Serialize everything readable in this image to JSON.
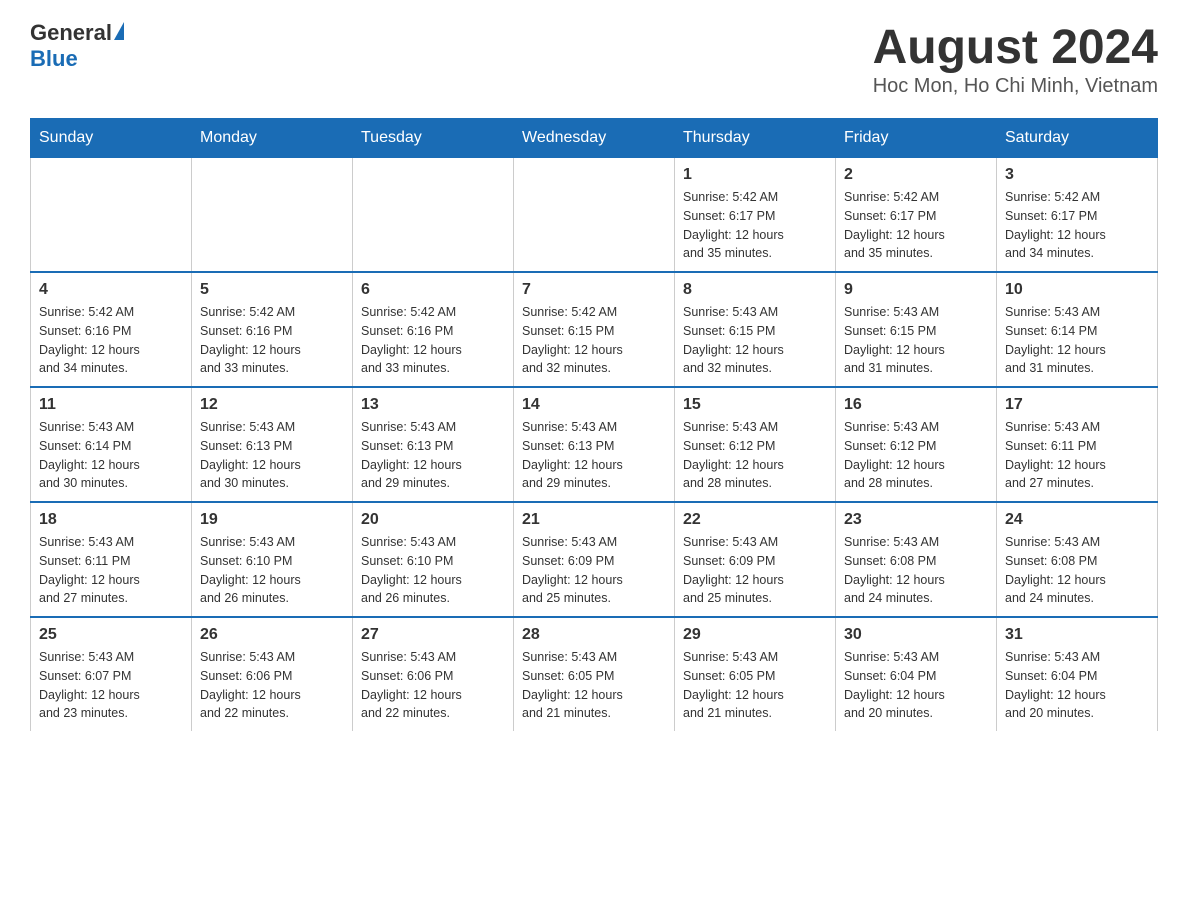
{
  "header": {
    "logo_general": "General",
    "logo_blue": "Blue",
    "month_year": "August 2024",
    "location": "Hoc Mon, Ho Chi Minh, Vietnam"
  },
  "weekdays": [
    "Sunday",
    "Monday",
    "Tuesday",
    "Wednesday",
    "Thursday",
    "Friday",
    "Saturday"
  ],
  "weeks": [
    {
      "days": [
        {
          "num": "",
          "info": ""
        },
        {
          "num": "",
          "info": ""
        },
        {
          "num": "",
          "info": ""
        },
        {
          "num": "",
          "info": ""
        },
        {
          "num": "1",
          "info": "Sunrise: 5:42 AM\nSunset: 6:17 PM\nDaylight: 12 hours\nand 35 minutes."
        },
        {
          "num": "2",
          "info": "Sunrise: 5:42 AM\nSunset: 6:17 PM\nDaylight: 12 hours\nand 35 minutes."
        },
        {
          "num": "3",
          "info": "Sunrise: 5:42 AM\nSunset: 6:17 PM\nDaylight: 12 hours\nand 34 minutes."
        }
      ]
    },
    {
      "days": [
        {
          "num": "4",
          "info": "Sunrise: 5:42 AM\nSunset: 6:16 PM\nDaylight: 12 hours\nand 34 minutes."
        },
        {
          "num": "5",
          "info": "Sunrise: 5:42 AM\nSunset: 6:16 PM\nDaylight: 12 hours\nand 33 minutes."
        },
        {
          "num": "6",
          "info": "Sunrise: 5:42 AM\nSunset: 6:16 PM\nDaylight: 12 hours\nand 33 minutes."
        },
        {
          "num": "7",
          "info": "Sunrise: 5:42 AM\nSunset: 6:15 PM\nDaylight: 12 hours\nand 32 minutes."
        },
        {
          "num": "8",
          "info": "Sunrise: 5:43 AM\nSunset: 6:15 PM\nDaylight: 12 hours\nand 32 minutes."
        },
        {
          "num": "9",
          "info": "Sunrise: 5:43 AM\nSunset: 6:15 PM\nDaylight: 12 hours\nand 31 minutes."
        },
        {
          "num": "10",
          "info": "Sunrise: 5:43 AM\nSunset: 6:14 PM\nDaylight: 12 hours\nand 31 minutes."
        }
      ]
    },
    {
      "days": [
        {
          "num": "11",
          "info": "Sunrise: 5:43 AM\nSunset: 6:14 PM\nDaylight: 12 hours\nand 30 minutes."
        },
        {
          "num": "12",
          "info": "Sunrise: 5:43 AM\nSunset: 6:13 PM\nDaylight: 12 hours\nand 30 minutes."
        },
        {
          "num": "13",
          "info": "Sunrise: 5:43 AM\nSunset: 6:13 PM\nDaylight: 12 hours\nand 29 minutes."
        },
        {
          "num": "14",
          "info": "Sunrise: 5:43 AM\nSunset: 6:13 PM\nDaylight: 12 hours\nand 29 minutes."
        },
        {
          "num": "15",
          "info": "Sunrise: 5:43 AM\nSunset: 6:12 PM\nDaylight: 12 hours\nand 28 minutes."
        },
        {
          "num": "16",
          "info": "Sunrise: 5:43 AM\nSunset: 6:12 PM\nDaylight: 12 hours\nand 28 minutes."
        },
        {
          "num": "17",
          "info": "Sunrise: 5:43 AM\nSunset: 6:11 PM\nDaylight: 12 hours\nand 27 minutes."
        }
      ]
    },
    {
      "days": [
        {
          "num": "18",
          "info": "Sunrise: 5:43 AM\nSunset: 6:11 PM\nDaylight: 12 hours\nand 27 minutes."
        },
        {
          "num": "19",
          "info": "Sunrise: 5:43 AM\nSunset: 6:10 PM\nDaylight: 12 hours\nand 26 minutes."
        },
        {
          "num": "20",
          "info": "Sunrise: 5:43 AM\nSunset: 6:10 PM\nDaylight: 12 hours\nand 26 minutes."
        },
        {
          "num": "21",
          "info": "Sunrise: 5:43 AM\nSunset: 6:09 PM\nDaylight: 12 hours\nand 25 minutes."
        },
        {
          "num": "22",
          "info": "Sunrise: 5:43 AM\nSunset: 6:09 PM\nDaylight: 12 hours\nand 25 minutes."
        },
        {
          "num": "23",
          "info": "Sunrise: 5:43 AM\nSunset: 6:08 PM\nDaylight: 12 hours\nand 24 minutes."
        },
        {
          "num": "24",
          "info": "Sunrise: 5:43 AM\nSunset: 6:08 PM\nDaylight: 12 hours\nand 24 minutes."
        }
      ]
    },
    {
      "days": [
        {
          "num": "25",
          "info": "Sunrise: 5:43 AM\nSunset: 6:07 PM\nDaylight: 12 hours\nand 23 minutes."
        },
        {
          "num": "26",
          "info": "Sunrise: 5:43 AM\nSunset: 6:06 PM\nDaylight: 12 hours\nand 22 minutes."
        },
        {
          "num": "27",
          "info": "Sunrise: 5:43 AM\nSunset: 6:06 PM\nDaylight: 12 hours\nand 22 minutes."
        },
        {
          "num": "28",
          "info": "Sunrise: 5:43 AM\nSunset: 6:05 PM\nDaylight: 12 hours\nand 21 minutes."
        },
        {
          "num": "29",
          "info": "Sunrise: 5:43 AM\nSunset: 6:05 PM\nDaylight: 12 hours\nand 21 minutes."
        },
        {
          "num": "30",
          "info": "Sunrise: 5:43 AM\nSunset: 6:04 PM\nDaylight: 12 hours\nand 20 minutes."
        },
        {
          "num": "31",
          "info": "Sunrise: 5:43 AM\nSunset: 6:04 PM\nDaylight: 12 hours\nand 20 minutes."
        }
      ]
    }
  ]
}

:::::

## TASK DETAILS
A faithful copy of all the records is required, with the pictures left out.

## SOLUTION FOR THIS TASK
Serialize everything readable in this image to JSON.
{
  "header": {
    "logo_general": "General",
    "logo_blue": "Blue",
    "month_year": "August 2024",
    "location": "Hoc Mon, Ho Chi Minh, Vietnam"
  },
  "weekdays": [
    "Sunday",
    "Monday",
    "Tuesday",
    "Wednesday",
    "Thursday",
    "Friday",
    "Saturday"
  ],
  "weeks": [
    {
      "days": [
        {
          "num": "",
          "info": ""
        },
        {
          "num": "",
          "info": ""
        },
        {
          "num": "",
          "info": ""
        },
        {
          "num": "",
          "info": ""
        },
        {
          "num": "1",
          "info": "Sunrise: 5:42 AM\nSunset: 6:17 PM\nDaylight: 12 hours\nand 35 minutes."
        },
        {
          "num": "2",
          "info": "Sunrise: 5:42 AM\nSunset: 6:17 PM\nDaylight: 12 hours\nand 35 minutes."
        },
        {
          "num": "3",
          "info": "Sunrise: 5:42 AM\nSunset: 6:17 PM\nDaylight: 12 hours\nand 34 minutes."
        }
      ]
    },
    {
      "days": [
        {
          "num": "4",
          "info": "Sunrise: 5:42 AM\nSunset: 6:16 PM\nDaylight: 12 hours\nand 34 minutes."
        },
        {
          "num": "5",
          "info": "Sunrise: 5:42 AM\nSunset: 6:16 PM\nDaylight: 12 hours\nand 33 minutes."
        },
        {
          "num": "6",
          "info": "Sunrise: 5:42 AM\nSunset: 6:16 PM\nDaylight: 12 hours\nand 33 minutes."
        },
        {
          "num": "7",
          "info": "Sunrise: 5:42 AM\nSunset: 6:15 PM\nDaylight: 12 hours\nand 32 minutes."
        },
        {
          "num": "8",
          "info": "Sunrise: 5:43 AM\nSunset: 6:15 PM\nDaylight: 12 hours\nand 32 minutes."
        },
        {
          "num": "9",
          "info": "Sunrise: 5:43 AM\nSunset: 6:15 PM\nDaylight: 12 hours\nand 31 minutes."
        },
        {
          "num": "10",
          "info": "Sunrise: 5:43 AM\nSunset: 6:14 PM\nDaylight: 12 hours\nand 31 minutes."
        }
      ]
    },
    {
      "days": [
        {
          "num": "11",
          "info": "Sunrise: 5:43 AM\nSunset: 6:14 PM\nDaylight: 12 hours\nand 30 minutes."
        },
        {
          "num": "12",
          "info": "Sunrise: 5:43 AM\nSunset: 6:13 PM\nDaylight: 12 hours\nand 30 minutes."
        },
        {
          "num": "13",
          "info": "Sunrise: 5:43 AM\nSunset: 6:13 PM\nDaylight: 12 hours\nand 29 minutes."
        },
        {
          "num": "14",
          "info": "Sunrise: 5:43 AM\nSunset: 6:13 PM\nDaylight: 12 hours\nand 29 minutes."
        },
        {
          "num": "15",
          "info": "Sunrise: 5:43 AM\nSunset: 6:12 PM\nDaylight: 12 hours\nand 28 minutes."
        },
        {
          "num": "16",
          "info": "Sunrise: 5:43 AM\nSunset: 6:12 PM\nDaylight: 12 hours\nand 28 minutes."
        },
        {
          "num": "17",
          "info": "Sunrise: 5:43 AM\nSunset: 6:11 PM\nDaylight: 12 hours\nand 27 minutes."
        }
      ]
    },
    {
      "days": [
        {
          "num": "18",
          "info": "Sunrise: 5:43 AM\nSunset: 6:11 PM\nDaylight: 12 hours\nand 27 minutes."
        },
        {
          "num": "19",
          "info": "Sunrise: 5:43 AM\nSunset: 6:10 PM\nDaylight: 12 hours\nand 26 minutes."
        },
        {
          "num": "20",
          "info": "Sunrise: 5:43 AM\nSunset: 6:10 PM\nDaylight: 12 hours\nand 26 minutes."
        },
        {
          "num": "21",
          "info": "Sunrise: 5:43 AM\nSunset: 6:09 PM\nDaylight: 12 hours\nand 25 minutes."
        },
        {
          "num": "22",
          "info": "Sunrise: 5:43 AM\nSunset: 6:09 PM\nDaylight: 12 hours\nand 25 minutes."
        },
        {
          "num": "23",
          "info": "Sunrise: 5:43 AM\nSunset: 6:08 PM\nDaylight: 12 hours\nand 24 minutes."
        },
        {
          "num": "24",
          "info": "Sunrise: 5:43 AM\nSunset: 6:08 PM\nDaylight: 12 hours\nand 24 minutes."
        }
      ]
    },
    {
      "days": [
        {
          "num": "25",
          "info": "Sunrise: 5:43 AM\nSunset: 6:07 PM\nDaylight: 12 hours\nand 23 minutes."
        },
        {
          "num": "26",
          "info": "Sunrise: 5:43 AM\nSunset: 6:06 PM\nDaylight: 12 hours\nand 22 minutes."
        },
        {
          "num": "27",
          "info": "Sunrise: 5:43 AM\nSunset: 6:06 PM\nDaylight: 12 hours\nand 22 minutes."
        },
        {
          "num": "28",
          "info": "Sunrise: 5:43 AM\nSunset: 6:05 PM\nDaylight: 12 hours\nand 21 minutes."
        },
        {
          "num": "29",
          "info": "Sunrise: 5:43 AM\nSunset: 6:05 PM\nDaylight: 12 hours\nand 21 minutes."
        },
        {
          "num": "30",
          "info": "Sunrise: 5:43 AM\nSunset: 6:04 PM\nDaylight: 12 hours\nand 20 minutes."
        },
        {
          "num": "31",
          "info": "Sunrise: 5:43 AM\nSunset: 6:04 PM\nDaylight: 12 hours\nand 20 minutes."
        }
      ]
    }
  ]
}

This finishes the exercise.